%%
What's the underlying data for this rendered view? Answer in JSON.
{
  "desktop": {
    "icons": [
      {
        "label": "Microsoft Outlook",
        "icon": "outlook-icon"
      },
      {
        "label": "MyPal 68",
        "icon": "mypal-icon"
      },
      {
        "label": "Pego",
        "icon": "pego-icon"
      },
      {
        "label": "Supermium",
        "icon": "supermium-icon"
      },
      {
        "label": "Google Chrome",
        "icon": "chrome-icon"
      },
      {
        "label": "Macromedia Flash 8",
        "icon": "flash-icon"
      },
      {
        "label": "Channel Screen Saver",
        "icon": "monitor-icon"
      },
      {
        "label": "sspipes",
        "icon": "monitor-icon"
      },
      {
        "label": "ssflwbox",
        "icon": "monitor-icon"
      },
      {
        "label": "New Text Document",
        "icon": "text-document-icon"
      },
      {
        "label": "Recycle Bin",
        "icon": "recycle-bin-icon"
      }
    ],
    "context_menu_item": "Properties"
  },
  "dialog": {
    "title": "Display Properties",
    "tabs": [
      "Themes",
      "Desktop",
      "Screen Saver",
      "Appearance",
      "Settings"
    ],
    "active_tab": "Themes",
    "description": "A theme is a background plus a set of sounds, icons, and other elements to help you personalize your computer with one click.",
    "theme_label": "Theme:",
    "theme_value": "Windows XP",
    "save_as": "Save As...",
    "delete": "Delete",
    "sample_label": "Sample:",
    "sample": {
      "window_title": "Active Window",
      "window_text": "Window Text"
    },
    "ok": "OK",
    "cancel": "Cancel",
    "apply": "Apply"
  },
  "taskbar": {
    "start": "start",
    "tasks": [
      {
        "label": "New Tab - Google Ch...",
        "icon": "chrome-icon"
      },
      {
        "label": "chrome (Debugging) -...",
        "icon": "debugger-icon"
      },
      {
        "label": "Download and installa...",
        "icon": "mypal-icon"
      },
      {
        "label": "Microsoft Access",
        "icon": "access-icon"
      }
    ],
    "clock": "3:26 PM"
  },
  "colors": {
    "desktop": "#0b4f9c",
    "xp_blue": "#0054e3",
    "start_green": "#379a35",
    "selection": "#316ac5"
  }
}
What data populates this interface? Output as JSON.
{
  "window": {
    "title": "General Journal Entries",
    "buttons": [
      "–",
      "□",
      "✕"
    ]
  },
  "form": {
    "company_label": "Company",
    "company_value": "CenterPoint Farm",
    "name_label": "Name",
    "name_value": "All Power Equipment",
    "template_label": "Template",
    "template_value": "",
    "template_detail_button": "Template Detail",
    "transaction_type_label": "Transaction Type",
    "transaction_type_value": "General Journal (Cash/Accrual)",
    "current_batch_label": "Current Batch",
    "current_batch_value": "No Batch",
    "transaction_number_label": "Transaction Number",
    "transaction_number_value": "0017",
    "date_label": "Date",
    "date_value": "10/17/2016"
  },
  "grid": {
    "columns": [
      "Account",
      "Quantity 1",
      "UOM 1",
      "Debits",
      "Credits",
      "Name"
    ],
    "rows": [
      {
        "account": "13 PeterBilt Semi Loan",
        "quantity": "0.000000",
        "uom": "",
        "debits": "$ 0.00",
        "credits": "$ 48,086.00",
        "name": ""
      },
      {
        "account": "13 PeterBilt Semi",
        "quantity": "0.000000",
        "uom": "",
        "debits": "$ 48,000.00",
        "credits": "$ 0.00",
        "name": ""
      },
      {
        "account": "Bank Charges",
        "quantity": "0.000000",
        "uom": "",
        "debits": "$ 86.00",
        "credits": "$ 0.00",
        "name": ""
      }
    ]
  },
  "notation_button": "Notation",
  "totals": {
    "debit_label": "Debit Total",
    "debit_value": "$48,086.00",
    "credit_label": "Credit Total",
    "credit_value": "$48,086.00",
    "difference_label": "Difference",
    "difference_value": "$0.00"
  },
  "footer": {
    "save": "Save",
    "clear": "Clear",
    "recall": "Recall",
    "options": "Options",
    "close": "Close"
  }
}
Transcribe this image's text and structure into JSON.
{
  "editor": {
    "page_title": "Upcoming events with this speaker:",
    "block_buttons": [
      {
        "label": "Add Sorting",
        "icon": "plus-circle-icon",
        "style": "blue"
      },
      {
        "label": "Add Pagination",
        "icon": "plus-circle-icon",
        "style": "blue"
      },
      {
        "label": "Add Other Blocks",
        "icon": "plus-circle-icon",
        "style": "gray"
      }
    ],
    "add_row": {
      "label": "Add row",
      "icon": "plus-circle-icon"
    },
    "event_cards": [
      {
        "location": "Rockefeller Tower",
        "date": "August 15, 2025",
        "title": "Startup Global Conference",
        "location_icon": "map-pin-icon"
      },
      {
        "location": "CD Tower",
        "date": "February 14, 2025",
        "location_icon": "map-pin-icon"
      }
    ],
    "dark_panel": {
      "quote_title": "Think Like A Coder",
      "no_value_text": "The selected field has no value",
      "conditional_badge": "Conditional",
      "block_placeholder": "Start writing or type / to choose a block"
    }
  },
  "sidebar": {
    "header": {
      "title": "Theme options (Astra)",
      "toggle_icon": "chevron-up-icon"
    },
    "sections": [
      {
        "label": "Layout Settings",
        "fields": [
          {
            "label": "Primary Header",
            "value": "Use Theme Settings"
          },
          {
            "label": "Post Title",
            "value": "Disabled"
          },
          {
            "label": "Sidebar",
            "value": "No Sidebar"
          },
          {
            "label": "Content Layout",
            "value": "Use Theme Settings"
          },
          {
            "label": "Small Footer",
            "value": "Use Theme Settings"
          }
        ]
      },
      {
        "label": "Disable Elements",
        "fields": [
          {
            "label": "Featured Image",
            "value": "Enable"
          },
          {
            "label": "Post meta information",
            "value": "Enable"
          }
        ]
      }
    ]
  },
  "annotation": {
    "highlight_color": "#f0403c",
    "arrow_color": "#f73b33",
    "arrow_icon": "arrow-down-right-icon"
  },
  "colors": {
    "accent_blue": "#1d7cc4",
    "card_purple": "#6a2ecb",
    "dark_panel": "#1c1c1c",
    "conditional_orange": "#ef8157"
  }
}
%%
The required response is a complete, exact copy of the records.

• _Exercise output_
What's the underlying data for this rendered view? Answer in JSON.
{
  "desktop": {
    "icons": [
      {
        "label": "Microsoft Outlook",
        "icon": "outlook-icon"
      },
      {
        "label": "MyPal 68",
        "icon": "mypal-icon"
      },
      {
        "label": "Pego",
        "icon": "pego-icon"
      },
      {
        "label": "Supermium",
        "icon": "supermium-icon"
      },
      {
        "label": "Google Chrome",
        "icon": "chrome-icon"
      },
      {
        "label": "Macromedia Flash 8",
        "icon": "flash-icon"
      },
      {
        "label": "Channel Screen Saver",
        "icon": "monitor-icon"
      },
      {
        "label": "sspipes",
        "icon": "monitor-icon"
      },
      {
        "label": "ssflwbox",
        "icon": "monitor-icon"
      },
      {
        "label": "New Text Document",
        "icon": "text-document-icon"
      },
      {
        "label": "Recycle Bin",
        "icon": "recycle-bin-icon"
      }
    ],
    "context_menu_item": "Properties"
  },
  "dialog": {
    "title": "Display Properties",
    "tabs": [
      "Themes",
      "Desktop",
      "Screen Saver",
      "Appearance",
      "Settings"
    ],
    "active_tab": "Themes",
    "description": "A theme is a background plus a set of sounds, icons, and other elements to help you personalize your computer with one click.",
    "theme_label": "Theme:",
    "theme_value": "Windows XP",
    "save_as": "Save As...",
    "delete": "Delete",
    "sample_label": "Sample:",
    "sample": {
      "window_title": "Active Window",
      "window_text": "Window Text"
    },
    "ok": "OK",
    "cancel": "Cancel",
    "apply": "Apply"
  },
  "taskbar": {
    "start": "start",
    "tasks": [
      {
        "label": "New Tab - Google Ch...",
        "icon": "chrome-icon"
      },
      {
        "label": "chrome (Debugging) -...",
        "icon": "debugger-icon"
      },
      {
        "label": "Download and installa...",
        "icon": "mypal-icon"
      },
      {
        "label": "Microsoft Access",
        "icon": "access-icon"
      }
    ],
    "clock": "3:26 PM"
  },
  "colors": {
    "desktop": "#0b4f9c",
    "xp_blue": "#0054e3",
    "start_green": "#379a35",
    "selection": "#316ac5"
  }
}
What data populates this interface? Output as JSON.
{
  "window": {
    "title": "General Journal Entries",
    "buttons": [
      "–",
      "□",
      "✕"
    ]
  },
  "form": {
    "company_label": "Company",
    "company_value": "CenterPoint Farm",
    "name_label": "Name",
    "name_value": "All Power Equipment",
    "template_label": "Template",
    "template_value": "",
    "template_detail_button": "Template Detail",
    "transaction_type_label": "Transaction Type",
    "transaction_type_value": "General Journal (Cash/Accrual)",
    "current_batch_label": "Current Batch",
    "current_batch_value": "No Batch",
    "transaction_number_label": "Transaction Number",
    "transaction_number_value": "0017",
    "date_label": "Date",
    "date_value": "10/17/2016"
  },
  "grid": {
    "columns": [
      "Account",
      "Quantity 1",
      "UOM 1",
      "Debits",
      "Credits",
      "Name"
    ],
    "rows": [
      {
        "account": "13 PeterBilt Semi Loan",
        "quantity": "0.000000",
        "uom": "",
        "debits": "$ 0.00",
        "credits": "$ 48,086.00",
        "name": ""
      },
      {
        "account": "13 PeterBilt Semi",
        "quantity": "0.000000",
        "uom": "",
        "debits": "$ 48,000.00",
        "credits": "$ 0.00",
        "name": ""
      },
      {
        "account": "Bank Charges",
        "quantity": "0.000000",
        "uom": "",
        "debits": "$ 86.00",
        "credits": "$ 0.00",
        "name": ""
      }
    ]
  },
  "notation_button": "Notation",
  "totals": {
    "debit_label": "Debit Total",
    "debit_value": "$48,086.00",
    "credit_label": "Credit Total",
    "credit_value": "$48,086.00",
    "difference_label": "Difference",
    "difference_value": "$0.00"
  },
  "footer": {
    "save": "Save",
    "clear": "Clear",
    "recall": "Recall",
    "options": "Options",
    "close": "Close"
  }
}
Transcribe this image's text and structure into JSON.
{
  "editor": {
    "page_title": "Upcoming events with this speaker:",
    "block_buttons": [
      {
        "label": "Add Sorting",
        "icon": "plus-circle-icon",
        "style": "blue"
      },
      {
        "label": "Add Pagination",
        "icon": "plus-circle-icon",
        "style": "blue"
      },
      {
        "label": "Add Other Blocks",
        "icon": "plus-circle-icon",
        "style": "gray"
      }
    ],
    "add_row": {
      "label": "Add row",
      "icon": "plus-circle-icon"
    },
    "event_cards": [
      {
        "location": "Rockefeller Tower",
        "date": "August 15, 2025",
        "title": "Startup Global Conference",
        "location_icon": "map-pin-icon"
      },
      {
        "location": "CD Tower",
        "date": "February 14, 2025",
        "location_icon": "map-pin-icon"
      }
    ],
    "dark_panel": {
      "quote_title": "Think Like A Coder",
      "no_value_text": "The selected field has no value",
      "conditional_badge": "Conditional",
      "block_placeholder": "Start writing or type / to choose a block"
    }
  },
  "sidebar": {
    "header": {
      "title": "Theme options (Astra)",
      "toggle_icon": "chevron-up-icon"
    },
    "sections": [
      {
        "label": "Layout Settings",
        "fields": [
          {
            "label": "Primary Header",
            "value": "Use Theme Settings"
          },
          {
            "label": "Post Title",
            "value": "Disabled"
          },
          {
            "label": "Sidebar",
            "value": "No Sidebar"
          },
          {
            "label": "Content Layout",
            "value": "Use Theme Settings"
          },
          {
            "label": "Small Footer",
            "value": "Use Theme Settings"
          }
        ]
      },
      {
        "label": "Disable Elements",
        "fields": [
          {
            "label": "Featured Image",
            "value": "Enable"
          },
          {
            "label": "Post meta information",
            "value": "Enable"
          }
        ]
      }
    ]
  },
  "annotation": {
    "highlight_color": "#f0403c",
    "arrow_color": "#f73b33",
    "arrow_icon": "arrow-down-right-icon"
  },
  "colors": {
    "accent_blue": "#1d7cc4",
    "card_purple": "#6a2ecb",
    "dark_panel": "#1c1c1c",
    "conditional_orange": "#ef8157"
  }
}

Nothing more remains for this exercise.